In the listing that follows, how many lines contain "output"? Give the number only.

────

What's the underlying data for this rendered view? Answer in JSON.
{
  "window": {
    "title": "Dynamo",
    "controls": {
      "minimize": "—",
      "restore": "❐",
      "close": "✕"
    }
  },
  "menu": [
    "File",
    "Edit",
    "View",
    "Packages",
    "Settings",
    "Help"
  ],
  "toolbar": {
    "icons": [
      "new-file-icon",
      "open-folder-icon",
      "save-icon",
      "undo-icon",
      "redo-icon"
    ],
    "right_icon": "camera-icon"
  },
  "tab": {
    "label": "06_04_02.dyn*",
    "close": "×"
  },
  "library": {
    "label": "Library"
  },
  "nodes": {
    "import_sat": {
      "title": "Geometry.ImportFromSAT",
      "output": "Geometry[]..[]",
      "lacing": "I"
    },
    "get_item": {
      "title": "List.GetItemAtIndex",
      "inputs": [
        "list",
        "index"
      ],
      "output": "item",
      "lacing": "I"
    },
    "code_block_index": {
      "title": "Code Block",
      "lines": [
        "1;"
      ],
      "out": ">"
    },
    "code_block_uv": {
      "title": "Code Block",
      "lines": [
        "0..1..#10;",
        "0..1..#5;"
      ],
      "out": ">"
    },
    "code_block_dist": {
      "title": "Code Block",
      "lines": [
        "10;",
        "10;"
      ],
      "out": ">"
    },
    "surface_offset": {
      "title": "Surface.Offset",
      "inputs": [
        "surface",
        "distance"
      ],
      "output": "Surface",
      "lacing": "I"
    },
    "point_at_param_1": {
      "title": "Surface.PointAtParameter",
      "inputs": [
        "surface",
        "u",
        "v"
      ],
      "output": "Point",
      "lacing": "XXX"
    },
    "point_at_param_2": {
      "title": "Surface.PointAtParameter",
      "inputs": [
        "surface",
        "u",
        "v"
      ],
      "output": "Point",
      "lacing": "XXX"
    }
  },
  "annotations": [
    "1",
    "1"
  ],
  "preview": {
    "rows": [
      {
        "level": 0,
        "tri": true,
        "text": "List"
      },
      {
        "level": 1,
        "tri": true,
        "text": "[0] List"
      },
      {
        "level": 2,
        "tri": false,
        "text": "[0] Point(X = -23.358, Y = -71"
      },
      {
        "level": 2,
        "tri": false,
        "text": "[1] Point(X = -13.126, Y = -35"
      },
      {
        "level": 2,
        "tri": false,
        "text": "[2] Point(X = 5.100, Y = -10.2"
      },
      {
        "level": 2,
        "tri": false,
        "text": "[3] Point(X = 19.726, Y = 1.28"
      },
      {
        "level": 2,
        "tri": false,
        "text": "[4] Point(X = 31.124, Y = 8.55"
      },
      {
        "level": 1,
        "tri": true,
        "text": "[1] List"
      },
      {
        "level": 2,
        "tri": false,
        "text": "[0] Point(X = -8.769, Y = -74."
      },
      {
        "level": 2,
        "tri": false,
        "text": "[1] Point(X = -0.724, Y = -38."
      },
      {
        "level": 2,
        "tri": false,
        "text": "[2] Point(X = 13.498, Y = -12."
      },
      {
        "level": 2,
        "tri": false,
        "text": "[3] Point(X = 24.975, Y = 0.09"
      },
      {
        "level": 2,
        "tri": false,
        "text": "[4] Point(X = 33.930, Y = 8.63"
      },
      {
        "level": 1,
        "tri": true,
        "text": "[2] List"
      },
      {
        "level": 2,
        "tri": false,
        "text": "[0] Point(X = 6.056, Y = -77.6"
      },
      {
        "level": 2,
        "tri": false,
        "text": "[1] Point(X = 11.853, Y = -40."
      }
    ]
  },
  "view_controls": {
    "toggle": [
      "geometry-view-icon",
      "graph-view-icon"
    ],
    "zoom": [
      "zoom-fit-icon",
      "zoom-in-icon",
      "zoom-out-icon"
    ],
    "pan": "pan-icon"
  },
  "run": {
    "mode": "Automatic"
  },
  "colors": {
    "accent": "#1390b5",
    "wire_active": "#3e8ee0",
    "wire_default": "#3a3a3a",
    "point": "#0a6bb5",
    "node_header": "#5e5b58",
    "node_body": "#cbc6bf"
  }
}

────

Answer to this exercise → 5